Perception and assumption. We all attribute (often false) traits regarding the people and situations surrounding us. In turn, we all- either intentionally or completely unknowingly- project ourselves in ways that help shape these “insights.” In honor of everyone who has every judged or compared themselves to a peer, I share this story of assumption and perception gone sideways. I deliver you a few of my truths.
“Jessica, you always make the rest of us look bad. You are always so put together.”
These words were spoken to me by a client the other night, at an after-hours work function among a group of professionals who are my customers & potential ones.

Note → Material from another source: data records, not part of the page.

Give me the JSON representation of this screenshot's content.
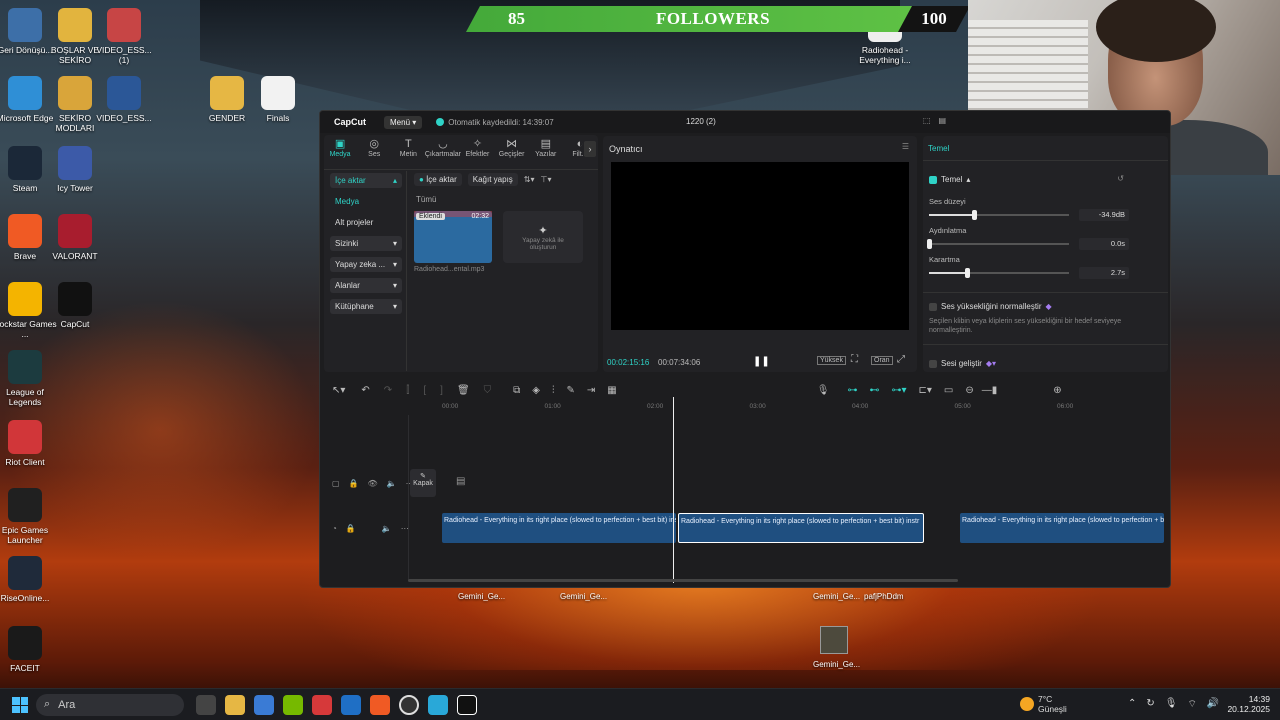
{
  "stream": {
    "followers_current": "85",
    "followers_label": "FOLLOWERS",
    "followers_goal": "100"
  },
  "desktop": {
    "icons": [
      {
        "label": "Geri Dönüşü...",
        "icon": "recycle-bin-icon",
        "color": "#3d6fa8"
      },
      {
        "label": "BOŞLAR VE SEKİRO",
        "icon": "folder-icon",
        "color": "#e2b43e"
      },
      {
        "label": "VIDEO_ESS... (1)",
        "icon": "ppt-file-icon",
        "color": "#c74545"
      },
      {
        "label": "Microsoft Edge",
        "icon": "edge-icon",
        "color": "#2f8fd6"
      },
      {
        "label": "SEKİRO MODLARI",
        "icon": "folder-icon",
        "color": "#d9a53a"
      },
      {
        "label": "VIDEO_ESS...",
        "icon": "word-file-icon",
        "color": "#2b5797"
      },
      {
        "label": "GENDER",
        "icon": "folder-icon",
        "color": "#e6b744"
      },
      {
        "label": "Finals",
        "icon": "file-icon",
        "color": "#f2f2f2"
      },
      {
        "label": "Steam",
        "icon": "steam-icon",
        "color": "#1b2838"
      },
      {
        "label": "Icy Tower",
        "icon": "icy-tower-icon",
        "color": "#3c5aa8"
      },
      {
        "label": "Brave",
        "icon": "brave-icon",
        "color": "#f05a24"
      },
      {
        "label": "VALORANT",
        "icon": "valorant-icon",
        "color": "#a81d2e"
      },
      {
        "label": "Rockstar Games ...",
        "icon": "rockstar-icon",
        "color": "#f4b400"
      },
      {
        "label": "CapCut",
        "icon": "capcut-icon",
        "color": "#111111"
      },
      {
        "label": "League of Legends",
        "icon": "league-icon",
        "color": "#1c3b3f"
      },
      {
        "label": "Riot Client",
        "icon": "riot-icon",
        "color": "#d13639"
      },
      {
        "label": "Epic Games Launcher",
        "icon": "epic-icon",
        "color": "#202020"
      },
      {
        "label": "RiseOnline...",
        "icon": "riseonline-icon",
        "color": "#1f2a3a"
      },
      {
        "label": "FACEIT",
        "icon": "faceit-icon",
        "color": "#1a1a1a"
      },
      {
        "label": "Radiohead - Everything i...",
        "icon": "media-file-icon",
        "color": "#eeeeee"
      }
    ],
    "bottom_labels": [
      "Gemini_Ge...",
      "Gemini_Ge...",
      "Gemini_Ge...",
      "pafjPhDdm",
      "Gemini_Ge..."
    ]
  },
  "capcut": {
    "app_name": "CapCut",
    "menu_label": "Menü",
    "autosave": "Otomatik kaydedildi: 14:39:07",
    "project_title": "1220 (2)",
    "tools": [
      "Medya",
      "Ses",
      "Metin",
      "Çıkartmalar",
      "Efektler",
      "Geçişler",
      "Yazılar",
      "Filt..."
    ],
    "sidebar": [
      "İçe aktar",
      "Medya",
      "Alt projeler",
      "Sizinki",
      "Yapay zeka ...",
      "Alanlar",
      "Kütüphane"
    ],
    "media_toolbar": {
      "import": "İçe aktar",
      "draft": "Kağıt yapış"
    },
    "media_section": "Tümü",
    "clip": {
      "tag": "Eklendi",
      "duration": "02:32",
      "name": "Radiohead...ental.mp3"
    },
    "ai_card": "Yapay zekâ ile oluşturun",
    "player": {
      "title": "Oynatıcı",
      "current": "00:02:15:16",
      "total": "00:07:34:06",
      "quality": "Yüksek",
      "ratio": "Oran"
    },
    "inspector": {
      "tab": "Temel",
      "section": "Temel",
      "volume_label": "Ses düzeyi",
      "volume_value": "-34.9dB",
      "volume_level": 0.32,
      "fadein_label": "Aydınlatma",
      "fadein_value": "0.0s",
      "fadein_level": 0.0,
      "fadeout_label": "Karartma",
      "fadeout_value": "2.7s",
      "fadeout_level": 0.27,
      "normalize_label": "Ses yüksekliğini normalleştir",
      "normalize_desc": "Seçilen klibin veya kliplerin ses yüksekliğini bir hedef seviyeye normalleştirin.",
      "enhance_label": "Sesi geliştir"
    },
    "timeline": {
      "ruler": [
        "00:00",
        "01:00",
        "02:00",
        "03:00",
        "04:00",
        "05:00",
        "06:00"
      ],
      "cover_label": "Kapak",
      "clip_text": "Radiohead - Everything in its right place (slowed to perfection + best bit) instr"
    }
  },
  "taskbar": {
    "search_placeholder": "Ara",
    "weather_temp": "7°C",
    "weather_desc": "Güneşli",
    "time": "14:39",
    "date": "20.12.2025"
  }
}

Because of our venue, and even though I was gob-smacked by the observation, I couldn’t dump a bucket of harsh reality on the woman making this statement. That would mean calling a bluff on the “Work Jess” cloak I’ve taken years to meticulously stitch together. It would mean bearing the naked ME to too many people.
So, while it was flattering to hear I was being perceived in this fashion, my heart was begging to confide in her these truths:
“Friend, my hair is in a bun because I haven’t washed it in five days. Would you like me to detail the pros and cons of virtually every dry shampoo on the market? I can extol the virtues of dry shampoo for hours.
And this dress? Between us, it’s probably on it’s seventh wear since the last time you saw me in it. Don’t get too close.
I have it together?!?
You should have seen me this morning as I was racing through the airport. I almost missed this meeting because my little girl wanted to cuddle in bed. Which I did, but she still threw a tantrum to end all tantrums because she didn’t want Mommy to get on an airplane. Again.
If you saw my house, your assumption would be shattered.
Secret: I’ve been traveling for weeks on end. I’ve been sleeping on just a mattress pad (no time to put on sheets!); there are numerous bags of folded laundry all around my house that haven’t been put away.
There are stacks of laundry because I’m almost thirty six and guess what? For the first time in my life, I don’t have a washer and dryer. It’s hell. I do mass laundry once a month at the laundromat- a place I had never visited until this year. But a place I’ve come to respect for its efficiency.
Oh. And while we are baring everything ugly here, let’s not forget to mention my car.
Which I won’t let but the most select of friends enter. It’s a horror. Seriously: imagine funky stench and kid gross. My carpet and alfredo sauce decided to engage in an “eternal” relationship six months ago. One I don’t approve of, but can do nothing about now. Add to that discarded juice boxes, abandoned socks, toy wrappers, crumbs of every kind. .
Girlfriend- my car evokes the stuff of nightmares for anyone who actually has their act together.
My life? HA! I’m mid-thirties with no furniture to my name. I left my husband a year ago. And I left every material belonging I couldn’t fit into my car while doing so. For the right reasons, don’t get me wrong. I’ll acquiesce to this monumental step being me “HAVING IT TOGETHER.” But ‘it’ makes for a laughable excuse at ‘adulting’ well.”
Assumptions & Perceptions: We all make them. And people will calibrate their own about you.
I’m personally flattered that someone thought I was the most “put together” in the aforementioned scenario.
But, as I’ve demonstrated, behind the (quickly applied) make-up, sophisticated (dirty) dress, coiffed (even dirtier) hair and happy go lucky smile? There lives a hot mess of a Mom who is just trying to make it Day to Day. A mamma who sometimes masquerades in the pretty cloak she has cultivated- so that she can financially and emotionally be there for her little girl.
And so, dear reader, I hope if you ever begin comparing yourself to someone you imagine “has it together,” you reflect upon these truths I’ve shared. Because we all know the saying about “ASSUME.”